**What is expected:** If a line in the data below holds the word "에이전트의", include it in the count. Give only the final number.

**Dataset entries:**
+--
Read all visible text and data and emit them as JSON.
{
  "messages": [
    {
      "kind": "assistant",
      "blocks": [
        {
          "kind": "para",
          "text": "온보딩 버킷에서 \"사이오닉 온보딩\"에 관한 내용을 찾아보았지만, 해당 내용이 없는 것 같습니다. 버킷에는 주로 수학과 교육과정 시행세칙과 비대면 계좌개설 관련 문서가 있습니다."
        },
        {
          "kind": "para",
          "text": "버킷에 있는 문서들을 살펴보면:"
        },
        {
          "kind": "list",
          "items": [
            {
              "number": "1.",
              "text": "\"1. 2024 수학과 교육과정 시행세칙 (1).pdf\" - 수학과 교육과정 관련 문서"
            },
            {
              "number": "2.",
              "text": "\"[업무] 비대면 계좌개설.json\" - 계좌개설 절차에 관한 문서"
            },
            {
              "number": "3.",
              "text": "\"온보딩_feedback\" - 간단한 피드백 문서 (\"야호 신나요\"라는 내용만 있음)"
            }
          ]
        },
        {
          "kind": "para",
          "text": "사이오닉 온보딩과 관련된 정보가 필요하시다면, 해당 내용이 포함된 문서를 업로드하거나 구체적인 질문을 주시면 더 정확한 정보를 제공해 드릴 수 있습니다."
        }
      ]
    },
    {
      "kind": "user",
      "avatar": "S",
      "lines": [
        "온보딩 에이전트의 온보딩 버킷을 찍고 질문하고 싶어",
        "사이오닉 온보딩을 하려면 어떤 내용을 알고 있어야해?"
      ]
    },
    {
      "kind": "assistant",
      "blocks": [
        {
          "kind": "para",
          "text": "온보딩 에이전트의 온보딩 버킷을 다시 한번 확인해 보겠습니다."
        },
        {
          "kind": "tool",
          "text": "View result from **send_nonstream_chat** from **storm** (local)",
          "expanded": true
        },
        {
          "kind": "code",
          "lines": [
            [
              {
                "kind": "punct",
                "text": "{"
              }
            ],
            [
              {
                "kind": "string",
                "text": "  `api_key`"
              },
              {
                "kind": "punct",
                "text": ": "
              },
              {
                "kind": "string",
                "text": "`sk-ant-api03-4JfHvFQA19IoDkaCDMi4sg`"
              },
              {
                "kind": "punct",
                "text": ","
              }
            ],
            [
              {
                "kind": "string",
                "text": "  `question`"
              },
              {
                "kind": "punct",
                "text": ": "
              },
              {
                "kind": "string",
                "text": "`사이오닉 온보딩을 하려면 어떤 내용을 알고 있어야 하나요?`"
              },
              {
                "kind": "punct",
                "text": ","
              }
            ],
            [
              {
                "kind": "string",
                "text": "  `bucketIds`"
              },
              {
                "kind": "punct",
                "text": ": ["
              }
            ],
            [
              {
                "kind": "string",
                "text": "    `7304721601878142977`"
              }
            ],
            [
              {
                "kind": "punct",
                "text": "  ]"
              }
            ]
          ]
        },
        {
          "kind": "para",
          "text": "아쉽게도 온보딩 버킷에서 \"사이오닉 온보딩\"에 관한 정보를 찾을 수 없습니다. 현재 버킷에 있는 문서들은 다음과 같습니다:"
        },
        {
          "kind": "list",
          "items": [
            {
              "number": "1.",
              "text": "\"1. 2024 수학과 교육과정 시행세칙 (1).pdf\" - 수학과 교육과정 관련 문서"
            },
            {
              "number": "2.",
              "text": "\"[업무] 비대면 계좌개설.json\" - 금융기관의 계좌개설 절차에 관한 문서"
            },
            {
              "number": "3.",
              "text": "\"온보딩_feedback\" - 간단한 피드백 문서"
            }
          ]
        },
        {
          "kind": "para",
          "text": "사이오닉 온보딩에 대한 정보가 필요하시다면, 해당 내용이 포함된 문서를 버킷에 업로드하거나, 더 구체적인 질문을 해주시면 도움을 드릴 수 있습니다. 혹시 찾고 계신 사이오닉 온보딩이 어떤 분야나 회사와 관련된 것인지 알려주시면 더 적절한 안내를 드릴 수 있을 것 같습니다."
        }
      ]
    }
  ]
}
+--
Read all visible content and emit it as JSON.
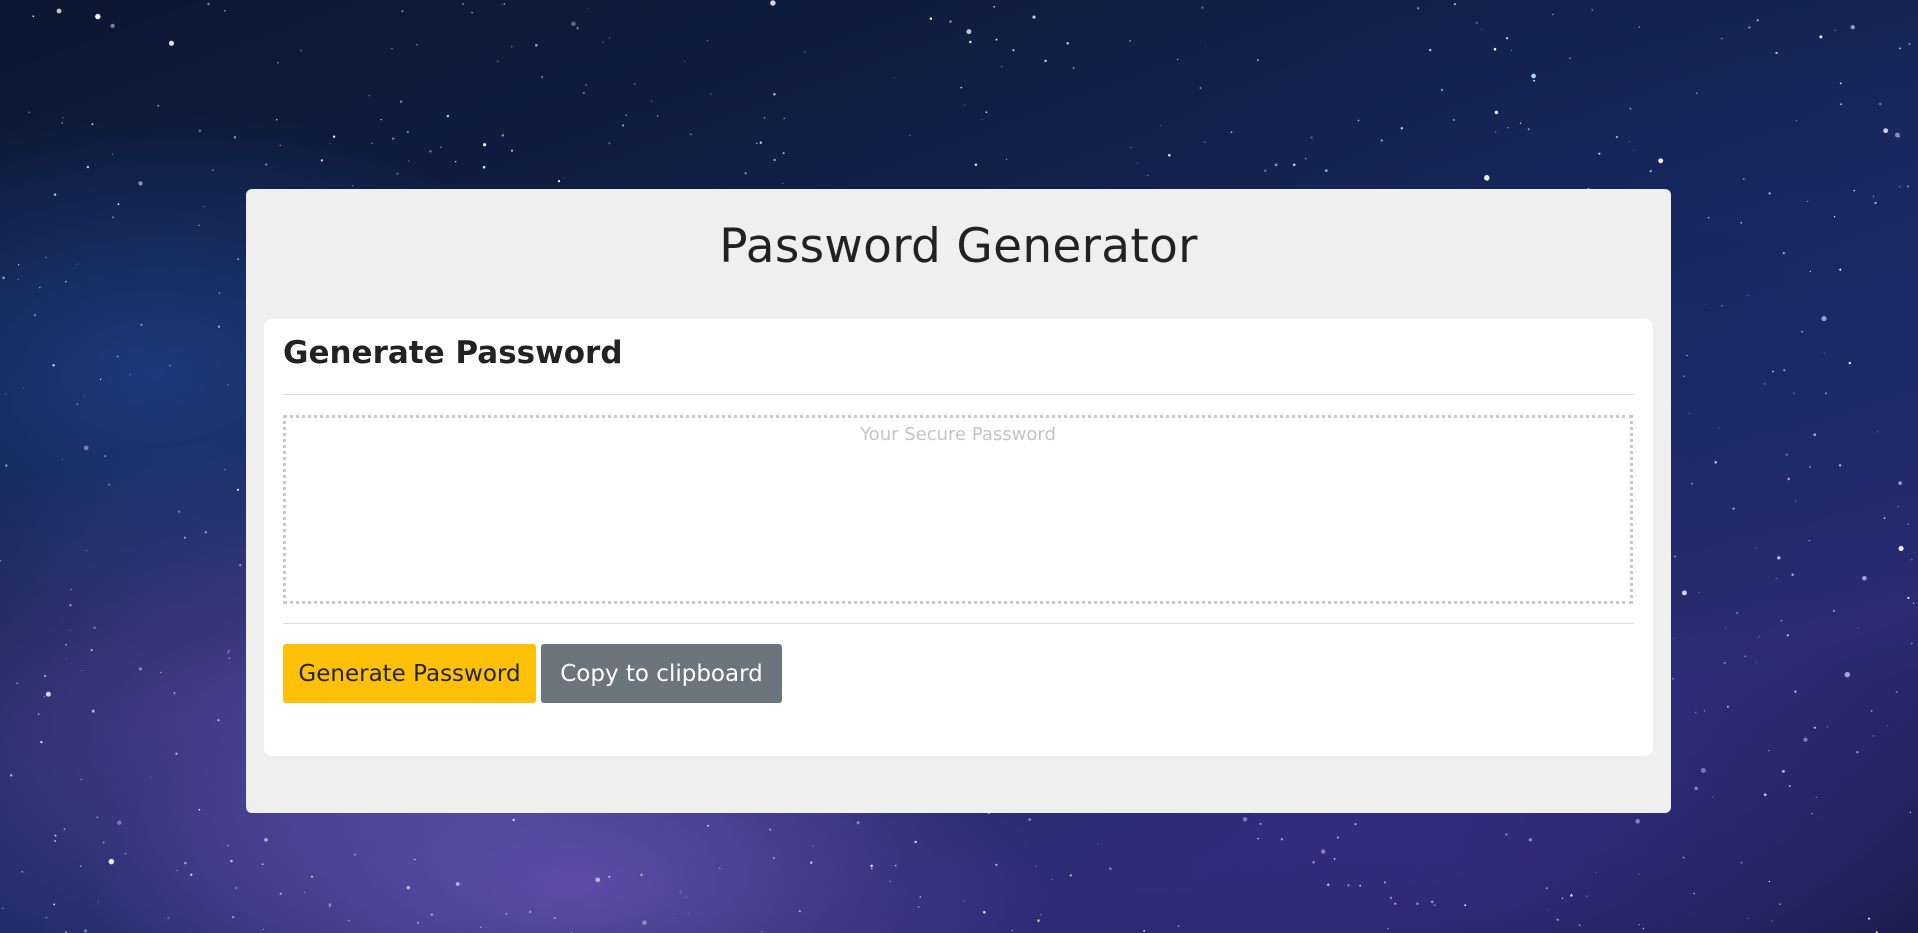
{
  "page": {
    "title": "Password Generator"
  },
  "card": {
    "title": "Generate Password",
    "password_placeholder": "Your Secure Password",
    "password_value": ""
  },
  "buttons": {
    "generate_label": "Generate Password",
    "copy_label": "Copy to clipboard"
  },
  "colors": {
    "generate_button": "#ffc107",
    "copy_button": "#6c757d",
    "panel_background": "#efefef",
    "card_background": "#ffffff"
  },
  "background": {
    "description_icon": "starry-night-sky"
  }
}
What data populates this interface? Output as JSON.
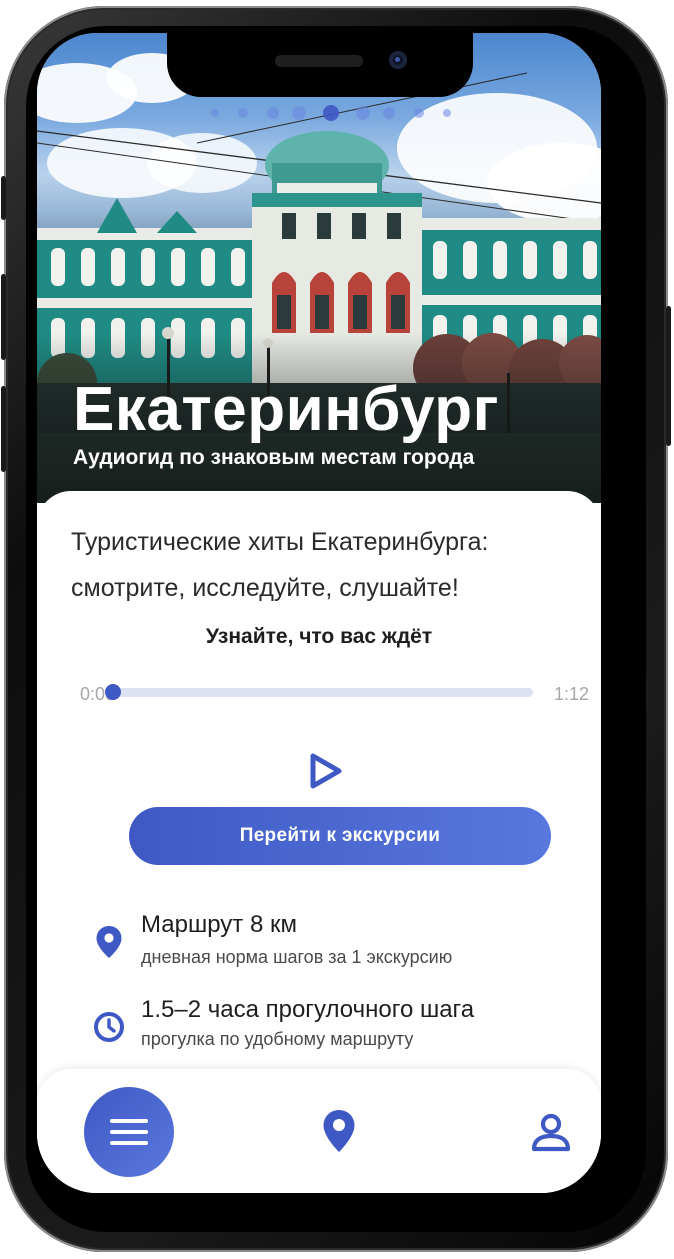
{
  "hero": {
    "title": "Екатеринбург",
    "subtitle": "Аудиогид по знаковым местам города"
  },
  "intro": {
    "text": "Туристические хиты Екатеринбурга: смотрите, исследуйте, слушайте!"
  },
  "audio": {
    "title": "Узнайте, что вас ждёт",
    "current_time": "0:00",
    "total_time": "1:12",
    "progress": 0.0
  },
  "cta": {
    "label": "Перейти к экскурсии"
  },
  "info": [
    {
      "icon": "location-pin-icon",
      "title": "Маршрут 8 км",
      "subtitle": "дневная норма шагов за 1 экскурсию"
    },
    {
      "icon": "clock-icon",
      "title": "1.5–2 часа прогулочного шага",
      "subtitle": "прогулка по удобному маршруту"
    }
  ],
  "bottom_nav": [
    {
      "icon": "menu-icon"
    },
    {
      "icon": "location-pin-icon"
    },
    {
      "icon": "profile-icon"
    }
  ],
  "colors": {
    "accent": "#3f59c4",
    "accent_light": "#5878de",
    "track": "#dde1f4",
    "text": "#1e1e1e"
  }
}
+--
**Worked solution:** 2